** WORK ORDER **
Check every line of the entries that follow, and copy the ones containing "JSON".

Excerpts from an interface dataset
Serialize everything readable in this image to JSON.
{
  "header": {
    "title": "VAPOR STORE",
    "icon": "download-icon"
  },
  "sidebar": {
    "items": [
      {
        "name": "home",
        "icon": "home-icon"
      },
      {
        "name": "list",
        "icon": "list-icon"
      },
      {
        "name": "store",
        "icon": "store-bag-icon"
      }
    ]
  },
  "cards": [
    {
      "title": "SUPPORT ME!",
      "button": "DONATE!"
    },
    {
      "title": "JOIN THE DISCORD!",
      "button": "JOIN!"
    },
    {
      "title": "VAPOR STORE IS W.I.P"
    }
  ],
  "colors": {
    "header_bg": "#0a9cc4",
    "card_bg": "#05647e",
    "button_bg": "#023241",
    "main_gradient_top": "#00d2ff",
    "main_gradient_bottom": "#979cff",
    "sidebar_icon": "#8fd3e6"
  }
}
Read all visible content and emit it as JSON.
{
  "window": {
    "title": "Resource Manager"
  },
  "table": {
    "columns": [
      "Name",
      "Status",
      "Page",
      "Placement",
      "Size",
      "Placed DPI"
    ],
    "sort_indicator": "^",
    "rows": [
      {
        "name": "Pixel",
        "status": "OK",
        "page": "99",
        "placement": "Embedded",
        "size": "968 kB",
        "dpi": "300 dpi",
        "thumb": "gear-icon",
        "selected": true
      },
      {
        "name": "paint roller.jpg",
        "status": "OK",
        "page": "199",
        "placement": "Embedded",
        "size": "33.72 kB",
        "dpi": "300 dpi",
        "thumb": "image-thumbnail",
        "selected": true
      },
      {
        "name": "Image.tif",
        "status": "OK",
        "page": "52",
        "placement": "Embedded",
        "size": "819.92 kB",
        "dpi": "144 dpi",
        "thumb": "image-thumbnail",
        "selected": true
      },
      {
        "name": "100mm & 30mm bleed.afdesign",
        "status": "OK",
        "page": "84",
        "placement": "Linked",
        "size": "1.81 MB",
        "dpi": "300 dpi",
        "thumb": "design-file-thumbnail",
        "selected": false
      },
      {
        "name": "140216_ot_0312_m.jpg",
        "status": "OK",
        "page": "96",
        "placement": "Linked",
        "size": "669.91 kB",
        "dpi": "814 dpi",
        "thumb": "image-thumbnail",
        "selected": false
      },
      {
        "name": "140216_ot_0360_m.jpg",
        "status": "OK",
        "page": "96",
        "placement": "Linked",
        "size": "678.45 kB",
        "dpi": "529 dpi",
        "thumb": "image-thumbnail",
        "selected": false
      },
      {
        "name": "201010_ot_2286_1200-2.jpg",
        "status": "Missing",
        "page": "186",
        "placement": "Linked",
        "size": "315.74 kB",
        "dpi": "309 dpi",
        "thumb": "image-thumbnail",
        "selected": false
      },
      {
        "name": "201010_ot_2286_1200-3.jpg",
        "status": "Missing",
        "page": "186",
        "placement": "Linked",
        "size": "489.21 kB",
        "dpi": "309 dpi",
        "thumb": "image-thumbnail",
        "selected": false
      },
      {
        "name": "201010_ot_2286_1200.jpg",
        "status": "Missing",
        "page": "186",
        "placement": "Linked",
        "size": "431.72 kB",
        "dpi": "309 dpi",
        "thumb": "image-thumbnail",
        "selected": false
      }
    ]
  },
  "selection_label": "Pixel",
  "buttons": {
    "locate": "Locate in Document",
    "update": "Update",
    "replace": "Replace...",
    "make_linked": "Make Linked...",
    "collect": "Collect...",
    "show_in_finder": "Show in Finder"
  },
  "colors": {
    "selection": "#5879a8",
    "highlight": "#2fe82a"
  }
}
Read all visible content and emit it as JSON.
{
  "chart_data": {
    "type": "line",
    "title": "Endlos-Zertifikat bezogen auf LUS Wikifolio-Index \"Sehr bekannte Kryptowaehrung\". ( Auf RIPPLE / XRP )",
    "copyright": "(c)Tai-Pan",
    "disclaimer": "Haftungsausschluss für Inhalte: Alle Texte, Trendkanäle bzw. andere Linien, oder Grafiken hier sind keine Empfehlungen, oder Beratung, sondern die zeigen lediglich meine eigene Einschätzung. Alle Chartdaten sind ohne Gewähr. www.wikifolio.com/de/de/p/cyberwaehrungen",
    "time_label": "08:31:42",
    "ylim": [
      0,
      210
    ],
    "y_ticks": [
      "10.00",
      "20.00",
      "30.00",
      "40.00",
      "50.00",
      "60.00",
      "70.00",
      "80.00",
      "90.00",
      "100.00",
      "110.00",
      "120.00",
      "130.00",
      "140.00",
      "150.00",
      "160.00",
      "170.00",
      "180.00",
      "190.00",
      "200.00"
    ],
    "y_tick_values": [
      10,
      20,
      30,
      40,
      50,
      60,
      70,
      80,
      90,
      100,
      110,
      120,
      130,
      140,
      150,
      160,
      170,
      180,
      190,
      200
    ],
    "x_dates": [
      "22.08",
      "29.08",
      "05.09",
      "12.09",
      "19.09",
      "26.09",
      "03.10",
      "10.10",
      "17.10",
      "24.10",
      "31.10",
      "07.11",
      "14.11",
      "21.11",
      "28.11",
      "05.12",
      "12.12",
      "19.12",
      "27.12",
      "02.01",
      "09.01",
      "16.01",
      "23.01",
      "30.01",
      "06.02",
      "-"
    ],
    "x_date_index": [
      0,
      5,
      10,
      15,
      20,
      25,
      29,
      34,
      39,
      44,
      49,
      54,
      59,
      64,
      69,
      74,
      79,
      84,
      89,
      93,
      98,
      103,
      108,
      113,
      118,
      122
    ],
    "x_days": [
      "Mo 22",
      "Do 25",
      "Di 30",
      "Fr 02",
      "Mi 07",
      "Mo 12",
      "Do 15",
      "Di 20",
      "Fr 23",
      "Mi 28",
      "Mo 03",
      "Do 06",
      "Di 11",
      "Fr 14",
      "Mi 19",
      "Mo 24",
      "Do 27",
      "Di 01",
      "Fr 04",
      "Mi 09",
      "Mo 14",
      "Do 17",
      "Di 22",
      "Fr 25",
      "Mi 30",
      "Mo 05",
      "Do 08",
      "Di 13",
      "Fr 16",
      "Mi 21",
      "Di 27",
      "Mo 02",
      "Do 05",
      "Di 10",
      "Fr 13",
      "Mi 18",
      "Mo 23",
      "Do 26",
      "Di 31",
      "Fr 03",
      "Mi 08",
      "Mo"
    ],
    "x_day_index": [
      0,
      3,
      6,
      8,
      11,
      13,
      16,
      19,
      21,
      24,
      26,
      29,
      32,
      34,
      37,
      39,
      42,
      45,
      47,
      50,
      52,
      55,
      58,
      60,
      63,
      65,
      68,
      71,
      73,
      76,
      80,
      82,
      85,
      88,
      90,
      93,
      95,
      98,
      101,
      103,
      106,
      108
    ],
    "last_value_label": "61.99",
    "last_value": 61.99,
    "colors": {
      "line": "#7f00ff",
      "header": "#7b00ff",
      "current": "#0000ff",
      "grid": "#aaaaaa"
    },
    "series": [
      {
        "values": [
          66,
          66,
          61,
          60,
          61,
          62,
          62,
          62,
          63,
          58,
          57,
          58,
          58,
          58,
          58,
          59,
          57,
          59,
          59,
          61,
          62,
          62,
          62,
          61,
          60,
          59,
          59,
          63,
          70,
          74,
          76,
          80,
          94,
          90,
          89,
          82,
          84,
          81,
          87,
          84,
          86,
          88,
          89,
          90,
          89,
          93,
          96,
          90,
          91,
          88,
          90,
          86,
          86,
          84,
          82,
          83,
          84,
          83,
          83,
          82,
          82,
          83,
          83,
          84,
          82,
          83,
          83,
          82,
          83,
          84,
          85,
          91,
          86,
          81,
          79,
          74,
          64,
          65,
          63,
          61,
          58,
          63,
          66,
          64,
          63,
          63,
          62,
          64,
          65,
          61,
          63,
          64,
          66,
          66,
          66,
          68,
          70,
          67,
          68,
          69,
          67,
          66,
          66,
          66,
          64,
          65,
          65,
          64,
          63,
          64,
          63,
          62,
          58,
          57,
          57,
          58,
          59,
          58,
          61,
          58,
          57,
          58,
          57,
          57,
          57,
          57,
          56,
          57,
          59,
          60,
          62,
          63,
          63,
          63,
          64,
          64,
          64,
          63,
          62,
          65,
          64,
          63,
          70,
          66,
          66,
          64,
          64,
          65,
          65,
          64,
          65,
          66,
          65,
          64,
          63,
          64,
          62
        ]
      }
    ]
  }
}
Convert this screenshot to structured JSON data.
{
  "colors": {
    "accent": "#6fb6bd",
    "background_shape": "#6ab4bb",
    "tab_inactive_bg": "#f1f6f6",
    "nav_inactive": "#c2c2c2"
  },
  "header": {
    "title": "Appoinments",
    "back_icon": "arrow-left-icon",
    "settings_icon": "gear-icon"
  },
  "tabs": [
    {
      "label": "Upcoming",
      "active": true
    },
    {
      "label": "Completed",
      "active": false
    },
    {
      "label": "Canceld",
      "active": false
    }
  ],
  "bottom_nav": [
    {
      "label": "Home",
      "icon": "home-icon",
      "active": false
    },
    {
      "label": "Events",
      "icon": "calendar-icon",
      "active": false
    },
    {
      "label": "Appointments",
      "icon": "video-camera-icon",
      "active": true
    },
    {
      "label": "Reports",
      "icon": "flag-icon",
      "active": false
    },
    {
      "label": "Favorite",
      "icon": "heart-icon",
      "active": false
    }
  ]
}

** ANSWER FOR THE TASK **
Serialize everything readable in this image to JSON.
Read all visible content and emit it as JSON.
Read all visible content and emit it as JSON.
Convert this screenshot to structured JSON data.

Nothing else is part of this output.